Superseded by Working Paper 19-31.
(1.0 MB, 88 pages)
The authors present theory and evidence highlighting the role of natural amenities in neighborhood dynamics, suburbanization, and variation across cities in the persistence of the spatial distribution of income. Their model generates three predictions that they confirm using a novel database of consistent-boundary neighborhoods in U.S. metropolitan areas, 1880-2010, and spatial data for natural features such as coastlines and hills. First, persistent natural amenities anchor neighborhoods to high incomes over time. Second, naturally heterogeneous cities exhibit persistent spatial distributions of income. Third, downtown neighborhoods in coastal cities were less susceptible to the widespread decentralization of income in the mid-20th century and experienced an increase in income more quickly after 1980.

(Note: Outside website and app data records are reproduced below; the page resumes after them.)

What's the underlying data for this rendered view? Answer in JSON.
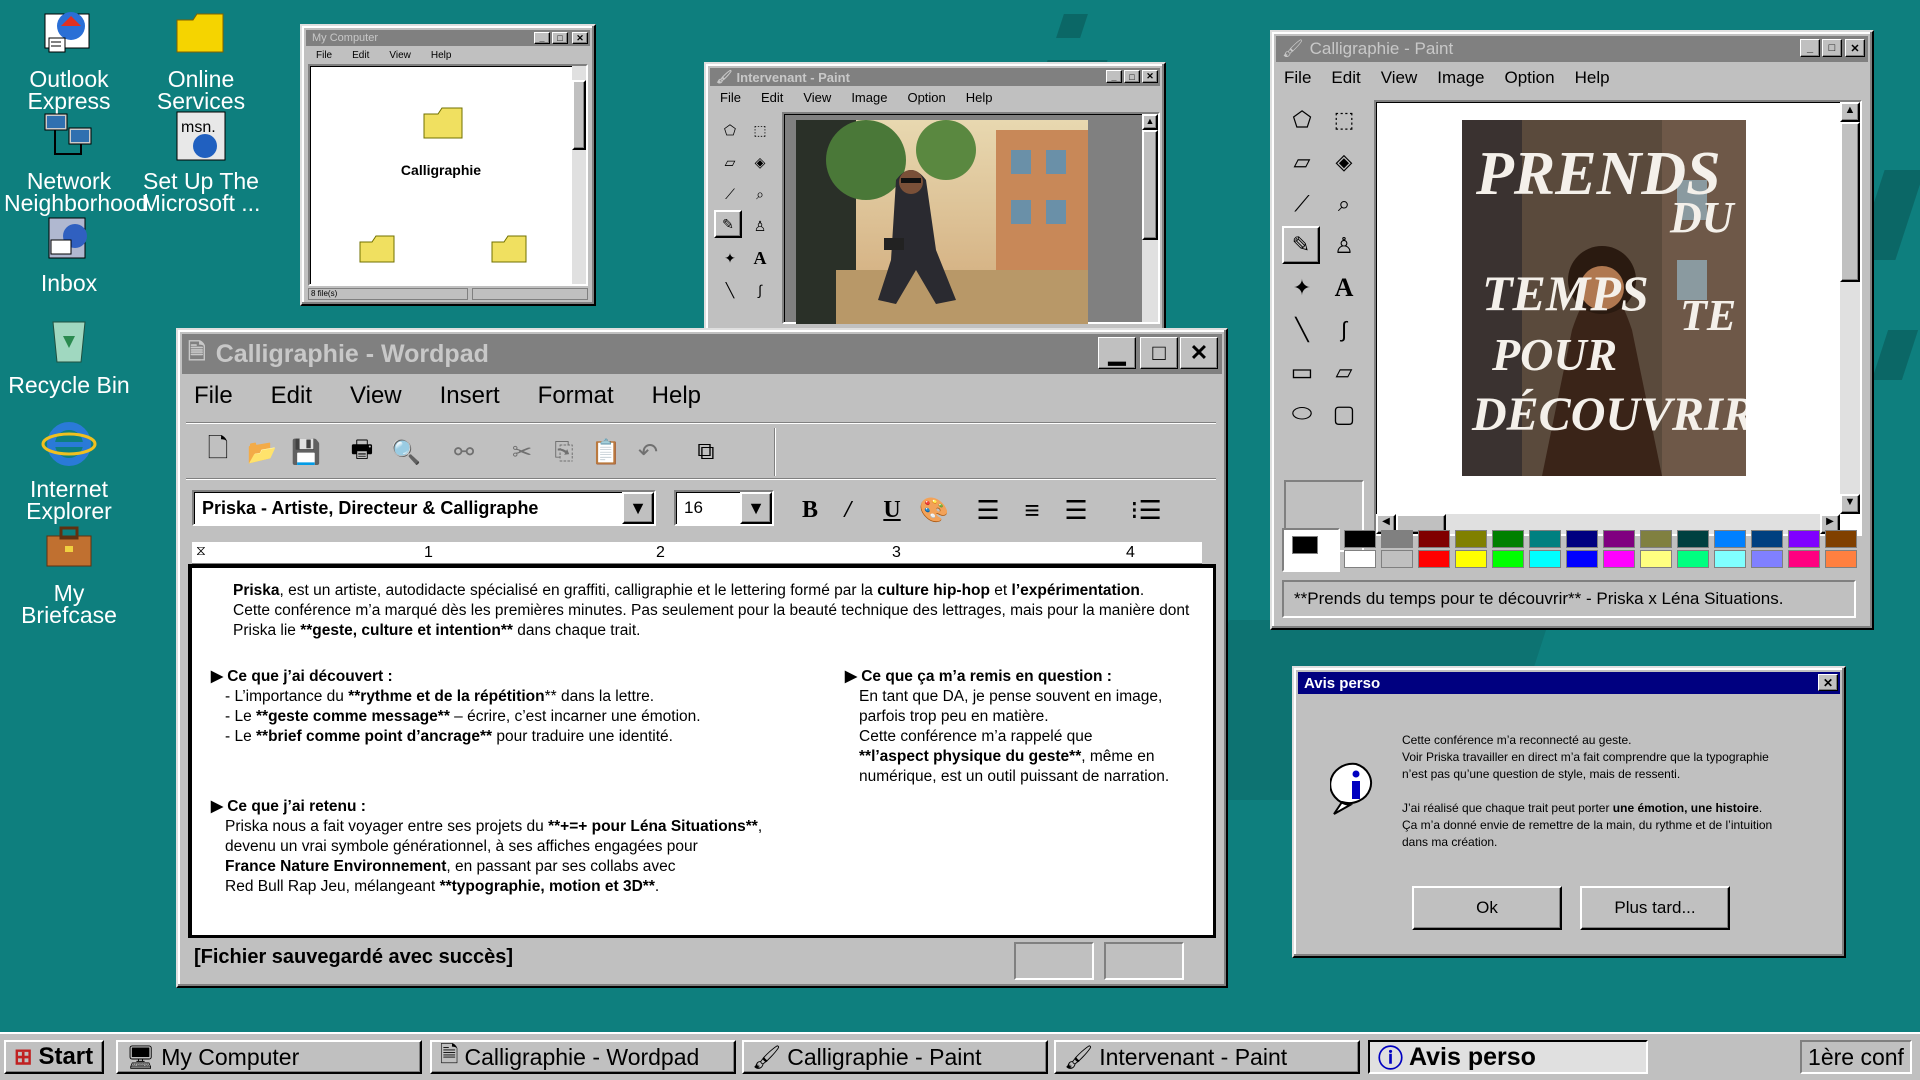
{
  "desktop": {
    "icons": [
      {
        "id": "outlook",
        "label": "Outlook Express"
      },
      {
        "id": "online",
        "label": "Online Services"
      },
      {
        "id": "network",
        "label": "Network Neighborhood"
      },
      {
        "id": "msn",
        "label": "Set Up The Microsoft ..."
      },
      {
        "id": "inbox",
        "label": "Inbox"
      },
      {
        "id": "recycle",
        "label": "Recycle Bin"
      },
      {
        "id": "ie",
        "label": "Internet Explorer"
      },
      {
        "id": "briefcase",
        "label": "My Briefcase"
      }
    ]
  },
  "mycomputer": {
    "title": "My Computer",
    "menu": [
      "File",
      "Edit",
      "View",
      "Help"
    ],
    "folder_label": "Calligraphie",
    "status": "8 file(s)"
  },
  "paint_small": {
    "title": "Intervenant - Paint",
    "menu": [
      "File",
      "Edit",
      "View",
      "Image",
      "Option",
      "Help"
    ]
  },
  "paint_large": {
    "title": "Calligraphie - Paint",
    "menu": [
      "File",
      "Edit",
      "View",
      "Image",
      "Option",
      "Help"
    ],
    "poster_text": [
      "PRENDS",
      "DU",
      "TEMPS",
      "TE",
      "POUR",
      "DÉCOUVRIR."
    ],
    "status": "**Prends du temps pour te découvrir** - Priska x Léna Situations.",
    "palette_top": [
      "#000000",
      "#808080",
      "#800000",
      "#808000",
      "#008000",
      "#008080",
      "#000080",
      "#800080",
      "#808040",
      "#004040",
      "#0080ff",
      "#004080",
      "#8000ff",
      "#804000"
    ],
    "palette_bottom": [
      "#ffffff",
      "#c0c0c0",
      "#ff0000",
      "#ffff00",
      "#00ff00",
      "#00ffff",
      "#0000ff",
      "#ff00ff",
      "#ffff80",
      "#00ff80",
      "#80ffff",
      "#8080ff",
      "#ff0080",
      "#ff8040"
    ]
  },
  "wordpad": {
    "title": "Calligraphie - Wordpad",
    "menu": [
      "File",
      "Edit",
      "View",
      "Insert",
      "Format",
      "Help"
    ],
    "font_name": "Priska - Artiste, Directeur & Calligraphe",
    "font_size": "16",
    "ruler": [
      "1",
      "2",
      "3",
      "4"
    ],
    "intro": {
      "p1a": "Priska",
      "p1b": ", est un artiste, autodidacte spécialisé en graffiti, calligraphie et le lettering formé par la ",
      "p1c": "culture hip-hop",
      "p1d": " et ",
      "p1e": "l’expérimentation",
      "p1f": ".",
      "p2": "Cette conférence m’a marqué dès les premières minutes.  Pas seulement pour la beauté technique des lettrages,  mais pour la manière dont",
      "p3a": "Priska lie ",
      "p3b": "**geste, culture et intention**",
      "p3c": "  dans chaque trait."
    },
    "decouvert": {
      "heading": "Ce que j’ai découvert :",
      "l1a": "- L’importance du ",
      "l1b": "**rythme et de la répétition",
      "l1c": "** dans la lettre.",
      "l2a": "- Le ",
      "l2b": "**geste comme message**",
      "l2c": " – écrire, c’est incarner une émotion.",
      "l3a": "- Le ",
      "l3b": "**brief comme point d’ancrage**",
      "l3c": " pour traduire une identité."
    },
    "retenu": {
      "heading": "Ce que j’ai retenu :",
      "l1a": "Priska nous a fait voyager entre ses projets du ",
      "l1b": "**+=+ pour Léna Situations**",
      "l1c": ",",
      "l2": "devenu un vrai symbole générationnel, à ses affiches engagées  pour",
      "l3a": "France Nature Environnement",
      "l3b": ", en passant par ses collabs avec",
      "l4a": "Red Bull Rap Jeu, mélangeant ",
      "l4b": "**typographie, motion et 3D**",
      "l4c": "."
    },
    "question": {
      "heading": "Ce que ça m’a remis en question :",
      "l1": "En tant que DA, je pense souvent en image,",
      "l2": "parfois trop peu en matière.",
      "l3": "Cette conférence m’a rappelé que",
      "l4a": "**l’aspect physique du geste**",
      "l4b": ", même en",
      "l5": "numérique, est un outil puissant de narration."
    },
    "status": "[Fichier sauvegardé avec succès]"
  },
  "dialog": {
    "title": "Avis perso",
    "l1": "Cette conférence m’a reconnecté au geste.",
    "l2": "Voir Priska travailler en direct m’a fait comprendre que la typographie",
    "l3": "n’est pas qu’une question de style, mais de ressenti.",
    "l4a": "J’ai réalisé que chaque trait peut porter ",
    "l4b": "une émotion, une histoire",
    "l4c": ".",
    "l5": "Ça m’a donné envie de remettre de la main, du rythme et de l’intuition",
    "l6": "dans ma création.",
    "ok": "Ok",
    "later": "Plus tard..."
  },
  "taskbar": {
    "start": "Start",
    "items": [
      "My Computer",
      "Calligraphie - Wordpad",
      "Calligraphie - Paint",
      "Intervenant - Paint",
      "Avis perso"
    ],
    "tray": "1ère conf"
  }
}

Supersedes Working Paper 15-46.
(3.0 MB, 63 pages)
The authors investigate the role of information technology (IT) in the collection of delinquent consumer debt. They argue that the widespread adoption of IT by the debt collection industry in the 1990s contributed to the observed expansion of unsecured risky lending such as credit cards. The authors' model stresses the importance of delinquency and private information about borrower solvency. The prevalence of delinquency implies that the costs of debt collection must be borne by lenders to sustain incentives to repay debt. IT mitigates informational asymmetries, allowing lenders to concentrate collection efforts on delinquent borrowers who are more likely to repay.
Supersedes Working Paper 13-12.
(719.0 KB, 55 pages)
A sovereign default model in which the sovereign derives private benefits from public office and contests elections to stay in power is developed. The economy’s growth process is modeled as a Markov switching regime, which is shown to be a better description of the data for the authors' set of emerging economies. In the model, consistent with evidence, the sovereign is less likely to be reelected if economic growth is weak. In the low-growth regime, there is higher probability of loss of private benefits due to turnover, which makes the sovereign behave more myopically. This growth-linked variation in effective discount factor is shown to be important in generating volatility in sovereign spreads.
(823.0 KB, 41 pages)